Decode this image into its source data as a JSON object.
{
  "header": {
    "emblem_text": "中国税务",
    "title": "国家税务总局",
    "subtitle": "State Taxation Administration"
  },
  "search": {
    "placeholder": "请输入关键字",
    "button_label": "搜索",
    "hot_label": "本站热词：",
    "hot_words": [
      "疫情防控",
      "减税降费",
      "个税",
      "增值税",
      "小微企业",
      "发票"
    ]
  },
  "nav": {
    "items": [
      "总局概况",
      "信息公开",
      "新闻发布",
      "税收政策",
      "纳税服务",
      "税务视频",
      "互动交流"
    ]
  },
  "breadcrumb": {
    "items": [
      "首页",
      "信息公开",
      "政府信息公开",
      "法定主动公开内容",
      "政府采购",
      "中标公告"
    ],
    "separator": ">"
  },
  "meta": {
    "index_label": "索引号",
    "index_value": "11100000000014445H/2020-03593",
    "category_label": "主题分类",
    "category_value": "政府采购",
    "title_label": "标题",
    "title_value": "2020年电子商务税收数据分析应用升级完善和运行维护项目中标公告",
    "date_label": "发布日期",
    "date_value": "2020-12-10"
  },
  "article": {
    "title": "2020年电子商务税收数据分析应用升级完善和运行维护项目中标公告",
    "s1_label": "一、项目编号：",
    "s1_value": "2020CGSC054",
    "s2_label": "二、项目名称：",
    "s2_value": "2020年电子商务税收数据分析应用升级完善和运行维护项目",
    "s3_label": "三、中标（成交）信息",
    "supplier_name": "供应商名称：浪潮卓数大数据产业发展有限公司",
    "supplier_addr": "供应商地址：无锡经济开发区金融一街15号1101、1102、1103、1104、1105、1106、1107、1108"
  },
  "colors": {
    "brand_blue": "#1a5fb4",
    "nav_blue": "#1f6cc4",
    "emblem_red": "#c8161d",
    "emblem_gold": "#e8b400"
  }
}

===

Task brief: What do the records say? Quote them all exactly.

Solved exercise:
Decode this image into its source data as a JSON object.
{
  "header": {
    "emblem_text": "中国税务",
    "title": "国家税务总局",
    "subtitle": "State Taxation Administration"
  },
  "search": {
    "placeholder": "请输入关键字",
    "button_label": "搜索",
    "hot_label": "本站热词：",
    "hot_words": [
      "疫情防控",
      "减税降费",
      "个税",
      "增值税",
      "小微企业",
      "发票"
    ]
  },
  "nav": {
    "items": [
      "总局概况",
      "信息公开",
      "新闻发布",
      "税收政策",
      "纳税服务",
      "税务视频",
      "互动交流"
    ]
  },
  "breadcrumb": {
    "items": [
      "首页",
      "信息公开",
      "政府信息公开",
      "法定主动公开内容",
      "政府采购",
      "中标公告"
    ],
    "separator": ">"
  },
  "meta": {
    "index_label": "索引号",
    "index_value": "11100000000014445H/2020-03593",
    "category_label": "主题分类",
    "category_value": "政府采购",
    "title_label": "标题",
    "title_value": "2020年电子商务税收数据分析应用升级完善和运行维护项目中标公告",
    "date_label": "发布日期",
    "date_value": "2020-12-10"
  },
  "article": {
    "title": "2020年电子商务税收数据分析应用升级完善和运行维护项目中标公告",
    "s1_label": "一、项目编号：",
    "s1_value": "2020CGSC054",
    "s2_label": "二、项目名称：",
    "s2_value": "2020年电子商务税收数据分析应用升级完善和运行维护项目",
    "s3_label": "三、中标（成交）信息",
    "supplier_name": "供应商名称：浪潮卓数大数据产业发展有限公司",
    "supplier_addr": "供应商地址：无锡经济开发区金融一街15号1101、1102、1103、1104、1105、1106、1107、1108"
  },
  "colors": {
    "brand_blue": "#1a5fb4",
    "nav_blue": "#1f6cc4",
    "emblem_red": "#c8161d",
    "emblem_gold": "#e8b400"
  }
}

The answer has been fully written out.